"We have grandfathers smoking up with their grandchildren," Fletcher 
says. "What's wrong with this society?"

A check for $23,500 sits on the table next to the bagels and cream 
cheese in the drug task force's office, money seized this year when 
the unit followed up on a call from California police about a UPS 
package that had been sent from San Bernardino to Hundred, W.Va., two 
hours south of Weirton.

The task force dressed a trooper in a brown UPS uniform and sent him 
to deliver the box. After the woman inside, Nelda White, 54, took in 
the package, task force members knocked on her door. The box 
contained a pound of marijuana. Officers confiscated a load of cash 
from the house, arrested White and charged her with possession with 
intent to distribute marijuana.

"When we get big money, it's from marijuana," Simala says.

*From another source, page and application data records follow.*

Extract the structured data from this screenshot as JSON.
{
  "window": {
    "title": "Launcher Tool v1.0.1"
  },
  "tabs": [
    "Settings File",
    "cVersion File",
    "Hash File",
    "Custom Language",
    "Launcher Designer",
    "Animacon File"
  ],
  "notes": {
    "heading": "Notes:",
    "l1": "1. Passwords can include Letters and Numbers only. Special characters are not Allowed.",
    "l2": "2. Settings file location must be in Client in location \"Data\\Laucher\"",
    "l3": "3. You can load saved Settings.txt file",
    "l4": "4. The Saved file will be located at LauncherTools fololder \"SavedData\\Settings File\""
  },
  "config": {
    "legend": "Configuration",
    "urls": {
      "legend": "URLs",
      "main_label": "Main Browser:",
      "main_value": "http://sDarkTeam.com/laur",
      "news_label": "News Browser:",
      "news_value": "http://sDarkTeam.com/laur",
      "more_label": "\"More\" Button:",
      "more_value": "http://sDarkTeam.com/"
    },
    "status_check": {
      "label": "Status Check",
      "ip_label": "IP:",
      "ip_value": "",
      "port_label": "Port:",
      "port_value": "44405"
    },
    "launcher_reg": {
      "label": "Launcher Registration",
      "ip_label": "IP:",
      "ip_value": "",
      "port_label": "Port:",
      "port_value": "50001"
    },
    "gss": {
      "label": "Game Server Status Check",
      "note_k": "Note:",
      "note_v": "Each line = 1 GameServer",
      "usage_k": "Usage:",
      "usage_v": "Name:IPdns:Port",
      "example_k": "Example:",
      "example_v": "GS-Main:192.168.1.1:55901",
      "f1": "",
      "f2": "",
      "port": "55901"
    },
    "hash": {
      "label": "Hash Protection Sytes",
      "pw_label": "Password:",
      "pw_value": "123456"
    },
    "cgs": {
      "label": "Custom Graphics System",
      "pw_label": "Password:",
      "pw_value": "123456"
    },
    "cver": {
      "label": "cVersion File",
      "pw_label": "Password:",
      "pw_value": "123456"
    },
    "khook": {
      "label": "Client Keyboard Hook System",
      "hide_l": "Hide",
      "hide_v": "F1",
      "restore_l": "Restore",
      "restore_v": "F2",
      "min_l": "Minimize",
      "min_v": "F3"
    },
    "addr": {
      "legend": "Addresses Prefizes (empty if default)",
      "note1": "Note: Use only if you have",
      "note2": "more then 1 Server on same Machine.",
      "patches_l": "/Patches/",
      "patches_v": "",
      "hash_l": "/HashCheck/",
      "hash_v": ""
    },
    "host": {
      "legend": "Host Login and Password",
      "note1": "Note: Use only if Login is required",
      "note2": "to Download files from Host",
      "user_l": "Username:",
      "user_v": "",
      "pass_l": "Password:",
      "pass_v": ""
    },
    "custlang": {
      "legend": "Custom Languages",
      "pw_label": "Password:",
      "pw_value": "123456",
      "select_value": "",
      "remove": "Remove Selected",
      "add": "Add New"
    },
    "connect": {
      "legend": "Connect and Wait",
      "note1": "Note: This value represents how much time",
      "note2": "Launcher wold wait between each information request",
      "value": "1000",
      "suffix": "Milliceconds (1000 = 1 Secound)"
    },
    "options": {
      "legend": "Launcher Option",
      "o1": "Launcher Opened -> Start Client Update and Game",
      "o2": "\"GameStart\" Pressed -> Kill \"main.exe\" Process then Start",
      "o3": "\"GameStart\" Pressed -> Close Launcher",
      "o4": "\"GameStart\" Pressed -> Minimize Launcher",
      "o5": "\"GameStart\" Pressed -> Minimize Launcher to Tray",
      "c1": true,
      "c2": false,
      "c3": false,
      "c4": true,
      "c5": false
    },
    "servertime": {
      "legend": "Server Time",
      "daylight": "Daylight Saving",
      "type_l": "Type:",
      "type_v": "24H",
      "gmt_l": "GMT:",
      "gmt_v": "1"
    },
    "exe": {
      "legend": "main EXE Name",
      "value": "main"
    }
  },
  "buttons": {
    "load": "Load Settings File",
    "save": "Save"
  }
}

The task 
force keeps 80 percent of the cash it seizes and uses the money for 
its $1,250 monthly rent, equipment and vehicles and to fund 
undercover drug buys. "Without seized money, we wouldn't be in business."

Allen holds up the check: "$23,500- that's a good hit."

Simala chuckles: "We take marijuana very seriously."

Funds from seizures have become crucial to the task force's ability 
to sustain itself because federal grants have been tapering off.

Hancock County, Weirton and the state police provide officers to the 
task force, and Byrne grant dollars pay for one of the two sheriff 's 
deputies assigned from Hancock. But the federal money "has dwindled," 
Watson says. "Now you're lucky to get your hours paid."

Another federal program, focusing on places with heavy drug 
trafficking, provides the task force with about $40,000 a year for 
overtime and drug buys.

To keep the federal money they do get, the task force fills out 
quarterly reports listing arrests, seizures and other achievements.

"We're judged by what we accomplished last year," Simala says. "It's 
the arrest numbers and the impact of the cases."

The sheriff agrees: "They look at your productivity, your numbers, 
what you've done in the past. They look at arrests and compare you to 
national numbers and measure your need."

Not true, insists O'Donnell. Her program's grants went from $457 
million in 2010 to $345 million last year, with $320 million proposed 
for next year.

O'Donnell said the Byrne program does nothing to encourage local 
authorities to focus on possession arrests. The federal program 
doesn't hand out money based on the merits of an application, but 
rather on a strict formula that looks only at population and crime rate.

Still, when police chiefs and sheriffs look at the application and 
see more than 150 requests for statistics such as number of arrests 
and guns seized, they figure that's how they are being judged, said 
Inimai Chettiar, director of the justice program at New York 
University's Brennan Center.
- ---
MAP posted-by: Jay Bergstrom